_RECORDS_:
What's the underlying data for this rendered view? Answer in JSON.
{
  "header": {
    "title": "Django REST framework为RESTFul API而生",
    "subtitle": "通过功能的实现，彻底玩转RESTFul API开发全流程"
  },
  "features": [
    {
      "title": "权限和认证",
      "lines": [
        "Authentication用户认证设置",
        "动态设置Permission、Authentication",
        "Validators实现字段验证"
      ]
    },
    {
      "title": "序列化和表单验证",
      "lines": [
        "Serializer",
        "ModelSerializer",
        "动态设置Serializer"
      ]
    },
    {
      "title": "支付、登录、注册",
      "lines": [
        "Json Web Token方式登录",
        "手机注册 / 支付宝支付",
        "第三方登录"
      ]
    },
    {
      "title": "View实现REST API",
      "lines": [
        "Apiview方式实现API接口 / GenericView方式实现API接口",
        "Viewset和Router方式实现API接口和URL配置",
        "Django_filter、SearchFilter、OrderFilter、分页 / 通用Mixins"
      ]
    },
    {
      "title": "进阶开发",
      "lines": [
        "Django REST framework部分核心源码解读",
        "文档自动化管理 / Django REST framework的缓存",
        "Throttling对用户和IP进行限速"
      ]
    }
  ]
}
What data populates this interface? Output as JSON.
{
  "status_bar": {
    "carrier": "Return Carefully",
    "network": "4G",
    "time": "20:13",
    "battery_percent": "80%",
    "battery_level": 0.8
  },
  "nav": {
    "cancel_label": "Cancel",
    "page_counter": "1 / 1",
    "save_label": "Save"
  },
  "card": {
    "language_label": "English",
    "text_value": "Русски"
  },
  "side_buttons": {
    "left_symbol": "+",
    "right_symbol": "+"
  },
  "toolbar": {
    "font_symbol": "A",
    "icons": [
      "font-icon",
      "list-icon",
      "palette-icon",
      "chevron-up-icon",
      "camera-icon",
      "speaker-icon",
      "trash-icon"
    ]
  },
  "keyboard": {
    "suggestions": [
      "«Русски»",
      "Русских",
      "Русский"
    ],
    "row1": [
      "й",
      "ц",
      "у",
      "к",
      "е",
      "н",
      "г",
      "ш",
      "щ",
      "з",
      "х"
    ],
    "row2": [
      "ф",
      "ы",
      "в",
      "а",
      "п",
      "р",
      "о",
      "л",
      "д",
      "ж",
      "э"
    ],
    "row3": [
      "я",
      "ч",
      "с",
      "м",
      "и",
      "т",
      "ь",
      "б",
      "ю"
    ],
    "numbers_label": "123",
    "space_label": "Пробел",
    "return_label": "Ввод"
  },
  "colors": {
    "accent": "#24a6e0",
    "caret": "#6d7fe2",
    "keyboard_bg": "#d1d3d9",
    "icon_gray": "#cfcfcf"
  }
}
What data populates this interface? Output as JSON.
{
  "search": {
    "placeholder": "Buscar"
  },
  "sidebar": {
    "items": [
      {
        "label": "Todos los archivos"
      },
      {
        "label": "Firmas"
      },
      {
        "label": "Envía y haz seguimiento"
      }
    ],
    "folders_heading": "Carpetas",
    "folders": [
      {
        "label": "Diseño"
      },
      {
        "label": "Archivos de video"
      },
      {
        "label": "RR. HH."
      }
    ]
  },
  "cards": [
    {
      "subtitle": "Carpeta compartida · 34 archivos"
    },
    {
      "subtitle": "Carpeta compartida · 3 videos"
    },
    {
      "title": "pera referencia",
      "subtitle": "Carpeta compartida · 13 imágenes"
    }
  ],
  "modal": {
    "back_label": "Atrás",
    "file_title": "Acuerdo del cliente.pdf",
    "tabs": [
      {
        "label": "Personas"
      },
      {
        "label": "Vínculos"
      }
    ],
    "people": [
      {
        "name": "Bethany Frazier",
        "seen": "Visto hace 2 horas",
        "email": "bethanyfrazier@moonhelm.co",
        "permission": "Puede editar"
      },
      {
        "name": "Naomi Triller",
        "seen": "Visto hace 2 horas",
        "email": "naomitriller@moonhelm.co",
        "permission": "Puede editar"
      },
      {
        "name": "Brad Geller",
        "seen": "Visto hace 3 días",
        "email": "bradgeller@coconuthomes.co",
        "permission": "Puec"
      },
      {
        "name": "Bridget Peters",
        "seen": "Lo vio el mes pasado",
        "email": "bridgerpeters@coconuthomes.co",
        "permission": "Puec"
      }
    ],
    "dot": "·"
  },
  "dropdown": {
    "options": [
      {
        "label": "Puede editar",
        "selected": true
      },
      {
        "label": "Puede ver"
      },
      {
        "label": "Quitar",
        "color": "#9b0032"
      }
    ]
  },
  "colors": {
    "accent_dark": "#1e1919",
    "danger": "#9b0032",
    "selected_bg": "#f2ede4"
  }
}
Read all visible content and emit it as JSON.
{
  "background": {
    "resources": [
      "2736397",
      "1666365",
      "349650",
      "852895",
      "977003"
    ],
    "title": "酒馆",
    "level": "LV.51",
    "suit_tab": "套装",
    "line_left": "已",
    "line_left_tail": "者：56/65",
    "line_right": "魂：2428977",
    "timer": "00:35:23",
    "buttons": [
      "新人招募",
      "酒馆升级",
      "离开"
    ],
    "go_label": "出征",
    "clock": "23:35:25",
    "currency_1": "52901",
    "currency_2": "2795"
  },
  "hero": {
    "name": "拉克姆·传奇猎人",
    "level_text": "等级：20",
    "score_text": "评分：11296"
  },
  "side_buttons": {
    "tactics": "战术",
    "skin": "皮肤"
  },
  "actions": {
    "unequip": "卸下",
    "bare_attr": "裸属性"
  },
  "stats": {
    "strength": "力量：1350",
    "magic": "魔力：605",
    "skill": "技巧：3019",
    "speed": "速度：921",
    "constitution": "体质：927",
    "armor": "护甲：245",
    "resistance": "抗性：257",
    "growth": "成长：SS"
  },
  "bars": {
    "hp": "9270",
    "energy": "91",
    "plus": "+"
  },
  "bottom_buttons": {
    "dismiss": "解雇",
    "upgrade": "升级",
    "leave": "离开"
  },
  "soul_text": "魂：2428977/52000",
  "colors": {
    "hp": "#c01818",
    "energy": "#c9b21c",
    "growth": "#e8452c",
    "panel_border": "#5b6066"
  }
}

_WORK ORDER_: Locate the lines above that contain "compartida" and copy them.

_REPLY TO THE TASK_:
      "subtitle": "Carpeta compartida · 34 archivos"
      "subtitle": "Carpeta compartida · 3 videos"
      "subtitle": "Carpeta compartida · 13 imágenes"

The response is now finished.